EmTech explores the concepts and convergent interdisciplinary effects of emergence on design and production, and seeks to develop creative inputs to new architectural design processes. Seminars and a core studio familiarise students with EmTech computational processes, their associated conceptual fields and their application to architectural design research. The culminating design thesis derives from this coursework.
The theoretical context of EmTech, encompassing its origins, conceptual structures, instruments and practice is explored in relation to contemporary architectural discourse. The philosophy of emergence forms the logic and processes of evolutionary computation; the application to architectural design focuses on genetic algorithms for structural form-finding and generative design.
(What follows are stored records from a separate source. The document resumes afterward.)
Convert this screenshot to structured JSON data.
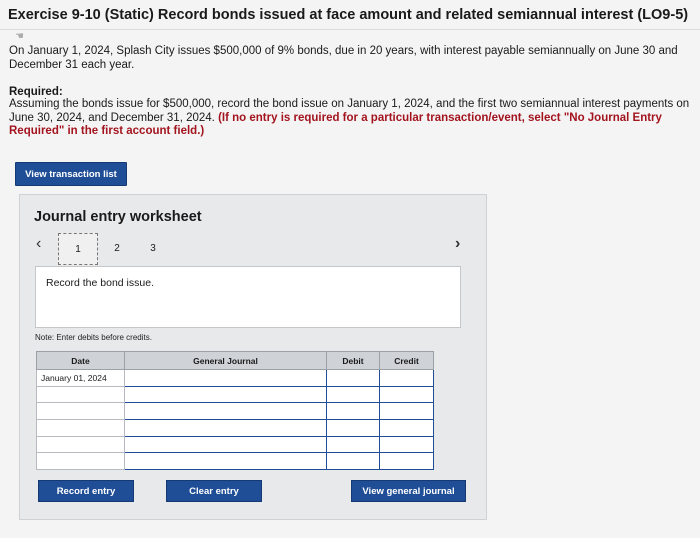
{
  "header": {
    "title": "Exercise 9-10 (Static) Record bonds issued at face amount and related semiannual interest (LO9-5)"
  },
  "intro": {
    "text": "On January 1, 2024, Splash City issues $500,000 of 9% bonds, due in 20 years, with interest payable semiannually on June 30 and December 31 each year."
  },
  "required": {
    "heading": "Required:",
    "body": "Assuming the bonds issue for $500,000, record the bond issue on January 1, 2024, and the first two semiannual interest payments on June 30, 2024, and December 31, 2024.",
    "red_note": "(If no entry is required for a particular transaction/event, select \"No Journal Entry Required\" in the first account field.)"
  },
  "buttons": {
    "view_transaction_list": "View transaction list",
    "record_entry": "Record entry",
    "clear_entry": "Clear entry",
    "view_general_journal": "View general journal"
  },
  "worksheet": {
    "title": "Journal entry worksheet",
    "tabs": [
      "1",
      "2",
      "3"
    ],
    "active_tab": "1",
    "instruction": "Record the bond issue.",
    "note": "Note: Enter debits before credits."
  },
  "journal": {
    "headers": [
      "Date",
      "General Journal",
      "Debit",
      "Credit"
    ],
    "rows": [
      [
        "January 01, 2024",
        "",
        "",
        ""
      ],
      [
        "",
        "",
        "",
        ""
      ],
      [
        "",
        "",
        "",
        ""
      ],
      [
        "",
        "",
        "",
        ""
      ],
      [
        "",
        "",
        "",
        ""
      ],
      [
        "",
        "",
        "",
        ""
      ]
    ]
  },
  "colors": {
    "button_blue": "#1f4e97",
    "red_note": "#a3141f"
  },
  "icons": {
    "prev": "chevron-left-icon",
    "next": "chevron-right-icon"
  }
}
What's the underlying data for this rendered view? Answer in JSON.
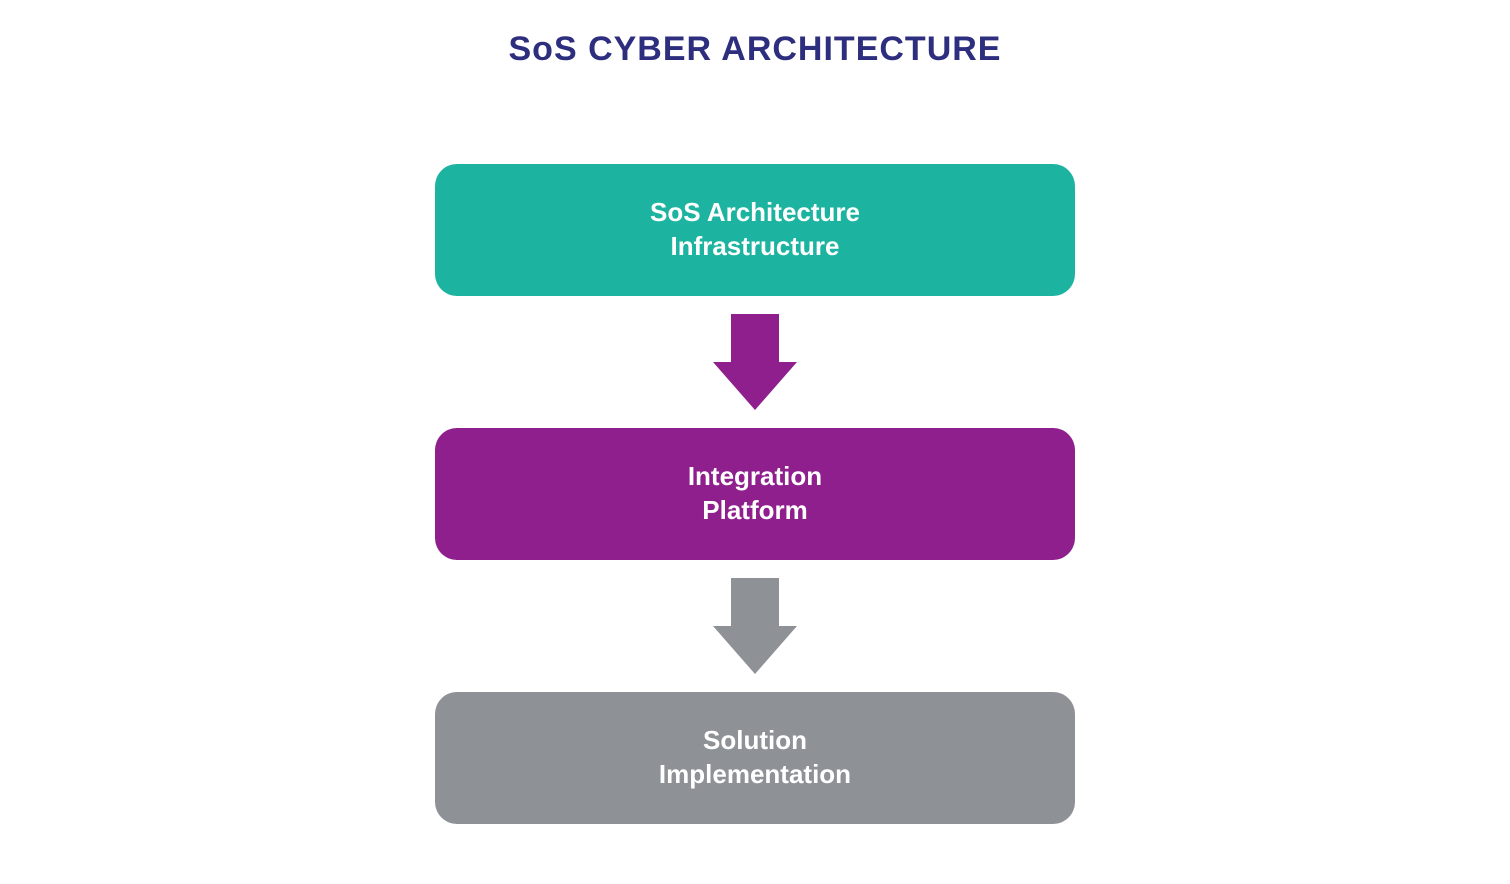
{
  "title": "SoS CYBER ARCHITECTURE",
  "boxes": {
    "top": {
      "line1": "SoS Architecture",
      "line2": "Infrastructure",
      "color": "#1cb4a0"
    },
    "middle": {
      "line1": "Integration",
      "line2": "Platform",
      "color": "#8e1f8c"
    },
    "bottom": {
      "line1": "Solution",
      "line2": "Implementation",
      "color": "#8e9196"
    }
  },
  "arrows": {
    "first": {
      "color": "#8e1f8c"
    },
    "second": {
      "color": "#8e9196"
    }
  }
}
Emergence is also a central concept of biomimetics, in which biological structures are analysed and understood as self-organised material hierarchies achieved by bottom-up processes – from these structures, properties and performances emerge. Emergent behaviours are also demonstrated by the culture of production at large, a dynamic interaction of diverse forces that follow local rules rather than instructions imposed from above. Larger coherent patterns or ‘macrobehaviours’ are discernible, arising from material productions that are localised by author, time and geography.
The design research studio enables students to further develop the themes of the course, in three main fields: Active Material Systems with Advanced Fabrication; Natural Ecological Systems Design (currently focused on shorelines and deltas); and Urban Ecological Design (focused on algorithmic design for energetic models of new cities in emergent biomes).